I don't know about OpenCV, so I can't tell you what
cv.GetMat() does. Apparently, it returns something that can be used as or converted to a two-dimensional array. The C or C++ interface to OpenCV that you are using will probably have a similarly names function.
The following lines create an array of index pairs of the entries in
grey_image_as_array that are bigger than
3. Each entry in
non_black_coords_array are zero based x-y-coordinates into
grey_image_as_array. Given such a coordinates pair
y, you can access the corresponsing entry in the two-dimensional C++ array
The Python code has to avoid explicit loops over the image to achieve good performance, so it needs to make to with the vectorised functions NumPy offers.
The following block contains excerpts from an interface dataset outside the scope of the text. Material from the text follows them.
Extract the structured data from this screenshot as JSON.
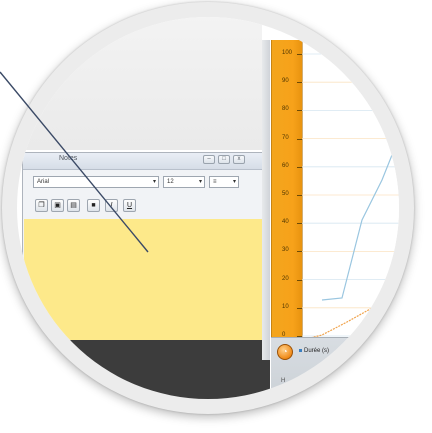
{
  "notes_window": {
    "title": "Notes",
    "font_family": "Arial",
    "font_size": "12",
    "title_buttons": [
      "–",
      "□",
      "x"
    ],
    "toolbar_icons": [
      "copy-icon",
      "paste-icon",
      "print-icon",
      "bold-icon",
      "italic-icon",
      "underline-icon"
    ],
    "italic_label": "I",
    "underline_label": "U",
    "bold_label": "■",
    "note_color": "#fde98a"
  },
  "chart": {
    "axis_color": "#f7a21a",
    "y_ticks": [
      "100",
      "90",
      "80",
      "70",
      "60",
      "50",
      "40",
      "30",
      "20",
      "10",
      "0"
    ]
  },
  "status_bar": {
    "legend_label": "Durée (s)",
    "row2_label": "H"
  }
}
The expression
grey_image_as_array > 3 is a vectorised comparison and results in a Boolean array of the same shape as
numpy.where() extracts the indices of the
True entries in this Boolean array, but the result is not in the format described above, so we need
zip() to restructure it.
In C++, there's no need to avoid explicit loops, and an equivalent of
numpy.where() would be rather pointless -- you just write the loops and store the result in the format of your choice.